While HSIs can be highly turned on by subtle cues (the brush of your lover’s hand on your leg, a soft kiss…), HSEs tend to want more sex and overt passion (intense fondling, deep kisses…) than others. Both types tend not to need much foreplay in order to become aroused or reach orgasm (WOO HOO!), writes Aron, but going too hard or fast may offset the introverts; they’re so easily aroused that a little goes a long way. HSIs are also less interested in casual sex than HSEs, valuing and considering emotional connectedness regarding sex to the max.
Turn-ons and offs
Once we’re offset by a negative influence, HS people can move swiftly from mega-turned on to buzz-killed. For introverts, this might be the sound of loud, annoying loud music or an embarrassing moment. Sensation seekers may be turned off by a lack of intensity or find overly subtle cues perplexing.
While HSEs have an intense curiosity and need to explore in their love lives, according to Aron’s research, HSIs typically desire fewer partners and less sexual variety.
Emotional tension of any kind can work like a cold shower on highly sensitives’ Girl Boners, which is yet another reason it’s important to seek comfort with our sexuality, selves and bodies. It’s also particularly important for us to seek and maintain gratifying relationships, having a low tolerance for discontent. Since we’re empathetic, deep-feelers, the potential for beautiful connectedness with Mr./Ms. Right is immense.

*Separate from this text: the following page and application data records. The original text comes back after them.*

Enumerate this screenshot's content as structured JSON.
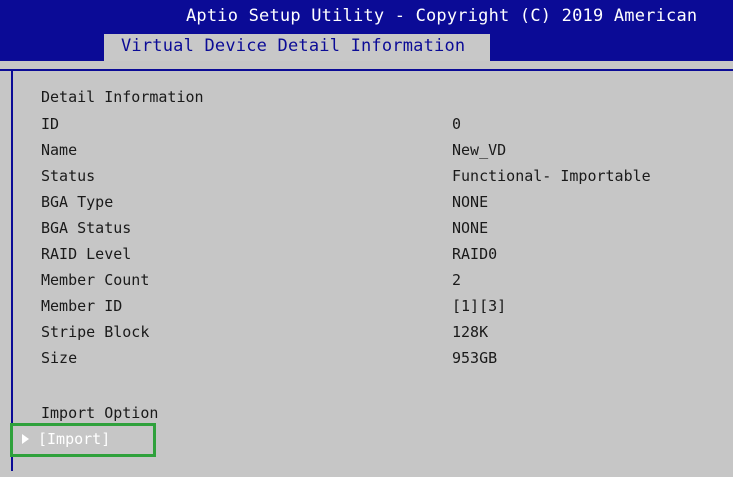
{
  "header": {
    "title": "Aptio Setup Utility - Copyright (C) 2019 American",
    "tab": "Virtual Device Detail Information"
  },
  "detail": {
    "section_title": "Detail Information",
    "rows": [
      {
        "label": "ID",
        "value": "0"
      },
      {
        "label": "Name",
        "value": "New_VD"
      },
      {
        "label": "Status",
        "value": "Functional- Importable"
      },
      {
        "label": "BGA Type",
        "value": "NONE"
      },
      {
        "label": "BGA Status",
        "value": "NONE"
      },
      {
        "label": "RAID Level",
        "value": "RAID0"
      },
      {
        "label": "Member Count",
        "value": "2"
      },
      {
        "label": "Member ID",
        "value": "[1][3]"
      },
      {
        "label": "Stripe Block",
        "value": "128K"
      },
      {
        "label": "Size",
        "value": "953GB"
      }
    ]
  },
  "import": {
    "section_title": "Import Option",
    "action_label": "[Import]"
  },
  "colors": {
    "header_bg": "#0b0b96",
    "panel_bg": "#c6c6c6",
    "highlight_border": "#2fa13c"
  }
}
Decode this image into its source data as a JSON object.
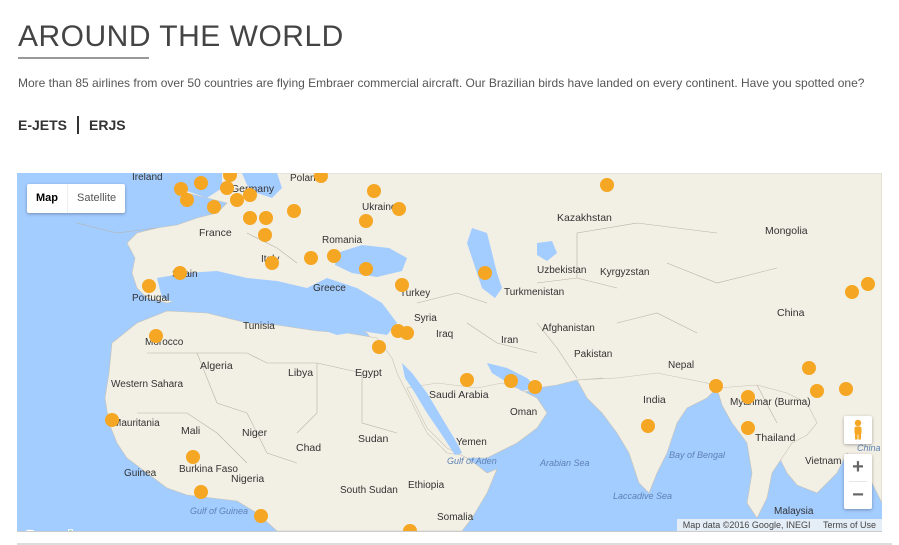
{
  "header": {
    "title": "AROUND THE WORLD",
    "description": "More than 85 airlines from over 50 countries are flying Embraer commercial aircraft. Our Brazilian birds have landed on every continent. Have you spotted one?"
  },
  "tabs": [
    {
      "label": "E-JETS"
    },
    {
      "label": "ERJS"
    }
  ],
  "map": {
    "type_control": {
      "map_label": "Map",
      "satellite_label": "Satellite",
      "selected": "Map"
    },
    "zoom_in_label": "+",
    "zoom_out_label": "−",
    "attribution": "Map data ©2016 Google, INEGI",
    "terms_label": "Terms of Use",
    "logo_text": "Google",
    "logo_colors": [
      "#4285F4",
      "#EA4335",
      "#FBBC05",
      "#4285F4",
      "#34A853",
      "#EA4335"
    ],
    "pin_color": "#F5A623",
    "labels": {
      "countries": [
        "Ireland",
        "Germany",
        "Poland",
        "Ukraine",
        "Kazakhstan",
        "Mongolia",
        "France",
        "Romania",
        "Italy",
        "Spain",
        "Portugal",
        "Greece",
        "Turkey",
        "Uzbekistan",
        "Kyrgyzstan",
        "Turkmenistan",
        "China",
        "Syria",
        "Iraq",
        "Afghanistan",
        "Iran",
        "Pakistan",
        "Tunisia",
        "Morocco",
        "Algeria",
        "Libya",
        "Egypt",
        "Western Sahara",
        "Nepal",
        "India",
        "Saudi Arabia",
        "Oman",
        "Myanmar (Burma)",
        "Mauritania",
        "Mali",
        "Niger",
        "Chad",
        "Sudan",
        "Yemen",
        "Thailand",
        "Vietnam",
        "Burkina Faso",
        "Guinea",
        "Nigeria",
        "South Sudan",
        "Ethiopia",
        "Somalia",
        "Malaysia"
      ],
      "seas": [
        "Gulf of Aden",
        "Arabian Sea",
        "Bay of Bengal",
        "China Sea",
        "Laccadive Sea",
        "Gulf of Guinea"
      ]
    }
  }
}
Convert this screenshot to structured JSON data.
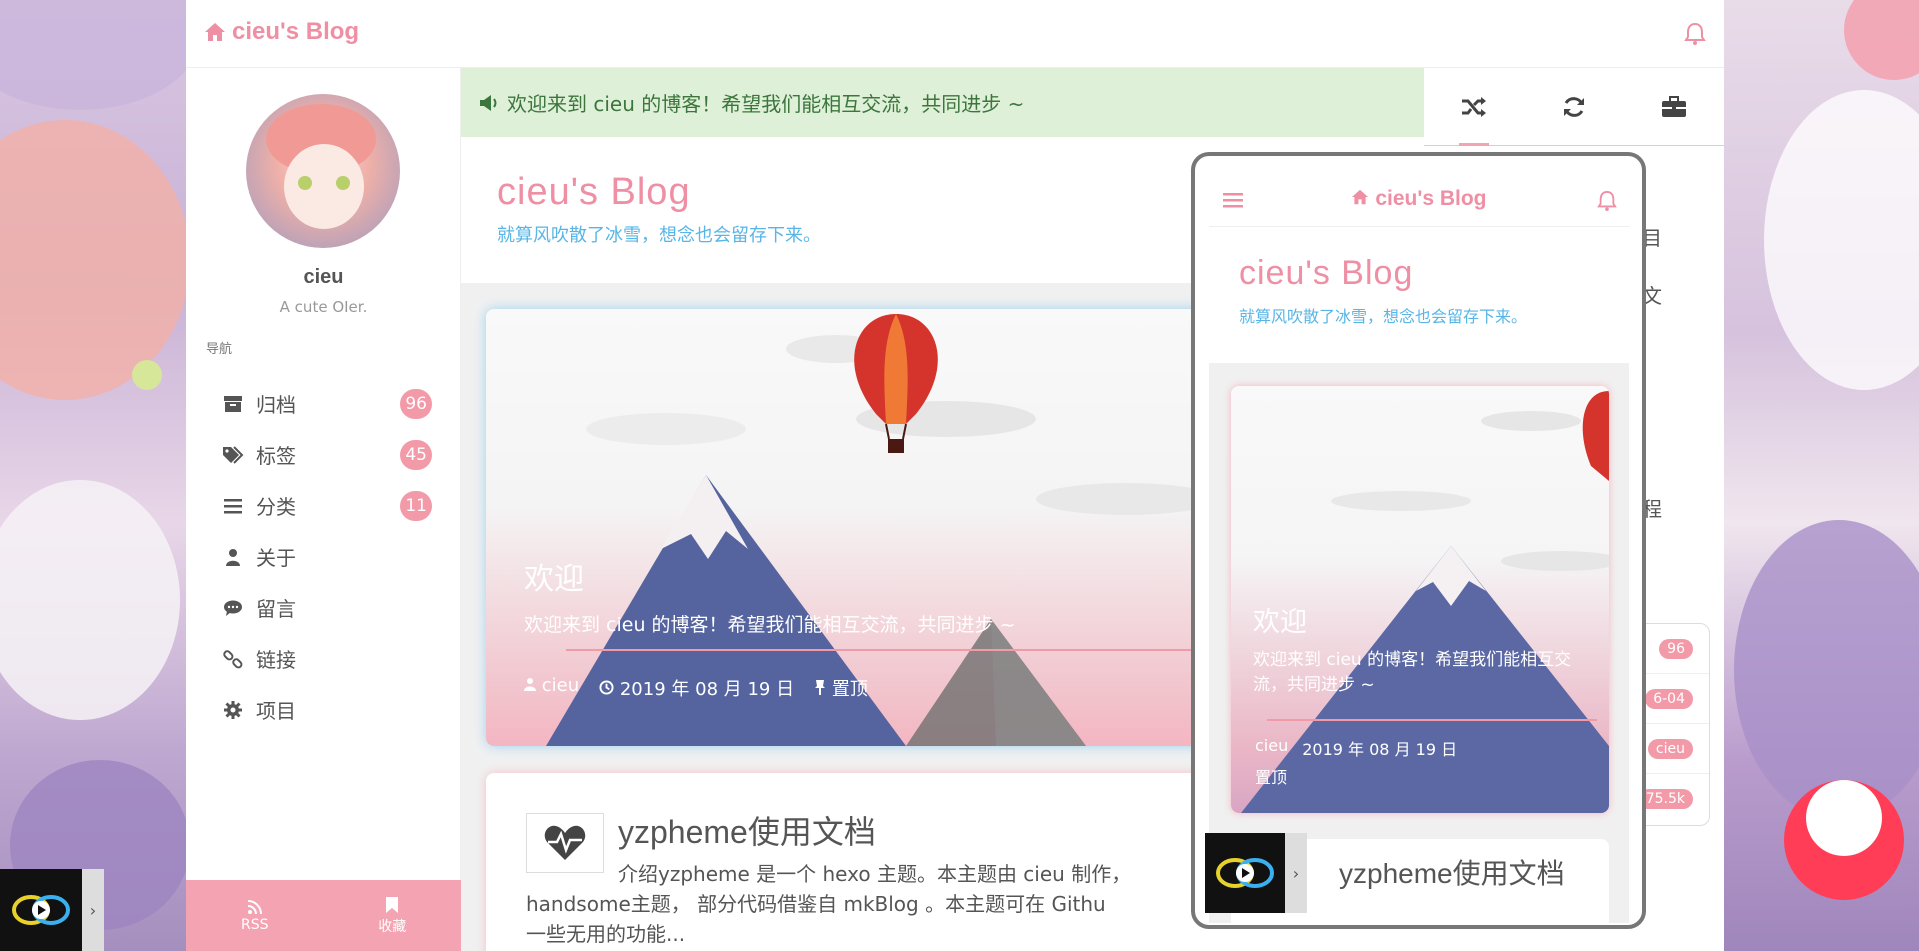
{
  "header": {
    "brand": "cieu's Blog"
  },
  "sidebar": {
    "author": "cieu",
    "motto": "A cute OIer.",
    "nav_label": "导航",
    "items": [
      {
        "label": "归档",
        "badge": "96",
        "icon": "archive-icon"
      },
      {
        "label": "标签",
        "badge": "45",
        "icon": "tags-icon"
      },
      {
        "label": "分类",
        "badge": "11",
        "icon": "list-icon"
      },
      {
        "label": "关于",
        "icon": "user-icon"
      },
      {
        "label": "留言",
        "icon": "comment-icon"
      },
      {
        "label": "链接",
        "icon": "link-icon"
      },
      {
        "label": "项目",
        "icon": "gear-icon"
      }
    ],
    "footer": {
      "rss": "RSS",
      "bookmark": "收藏"
    }
  },
  "notice": {
    "text": "欢迎来到 cieu 的博客！希望我们能相互交流，共同进步 ~"
  },
  "blog": {
    "title": "cieu's Blog",
    "subtitle": "就算风吹散了冰雪，想念也会留存下来。"
  },
  "hero_post": {
    "title": "欢迎",
    "excerpt": "欢迎来到 cieu 的博客！希望我们能相互交流，共同进步 ~",
    "author": "cieu",
    "date": "2019 年 08 月 19 日",
    "pinned": "置顶"
  },
  "post2": {
    "title": "yzpheme使用文档",
    "excerpt_1": "介绍yzpheme 是一个 hexo 主题。本主题由 cieu 制作，",
    "excerpt_2": "handsome主题， 部分代码借鉴自 mkBlog 。本主题可在 Githu",
    "excerpt_3": "一些无用的功能..."
  },
  "right_sidebar": {
    "fragments": [
      "目",
      "文",
      "程"
    ],
    "stats": [
      "96",
      "6-04",
      "cieu",
      "75.5k"
    ]
  },
  "mobile": {
    "brand": "cieu's Blog",
    "title": "cieu's Blog",
    "subtitle": "就算风吹散了冰雪，想念也会留存下来。",
    "post_title": "欢迎",
    "post_excerpt": "欢迎来到 cieu 的博客！希望我们能相互交流，共同进步 ~",
    "post_author": "cieu",
    "post_date": "2019 年 08 月 19 日",
    "post_pinned": "置顶",
    "post2_title": "yzpheme使用文档"
  },
  "colors": {
    "brand_pink": "#ee8fa4",
    "badge_pink": "#f39aa9",
    "subtitle_blue": "#58b5e6",
    "notice_bg": "#dff0d8",
    "notice_text": "#3c763d"
  }
}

HSPs are particularly skilled at fantasizing, reports Aron, and HS males tend to fantasize vividly about partners while masturbating. (Yumminess...) This is likely true for women, too, in my opinion, but we’re less sadly likely to admit to masturbating and fantasizing. And while I’m not aware of specific findings that support this, it only makes sense that when HSPs climax, we CLIMAX!!! Our capacity for pleasure, after all, is gargantuan. In my experience, highly sensitive people make the best lovers, partners and friends.
Regardless of how it manifests itself, high sensitivity brings greater intensity to sexual and intimate experiences. What’s important, as with so many areas of our sexuality, is finding what works for us and our partners. We’re all unique, with varied needs, challenges and desires. The more we lovingly discuss them, the better. Don’t you think?
Related links and resources:
The Highly Sensitive Person in Love, by Elaine Aron, Ph.D
Psychology Today: Understanding the Highly Sensitive Person: Introverted, Extroverted or Both?
HighlySensitive.org: Relationships and Highly Sensitive People
Space2Live: How Does Introversion Affect Your Sexuality?
Oprah.com: Am I Too Sensitive? Highly Sensitive Person Quiz
Where do you fall on the sensitivity spectrum? Are you more of an extrovert, introvert or ambivert (quite mixed)? How has your personality influenced your sex life? Would you like to learn more about introverts and extroverts in love? I LOVE hearing your thoughts and questions.
The next episode of Girl Boner Radio will air on Monday, January 27th—and the series will be available on iTunes soon! If you’d like to submit a sound clip for potential airing on an upcoming episode, email me for details. Thanks for your ongoing support! ♥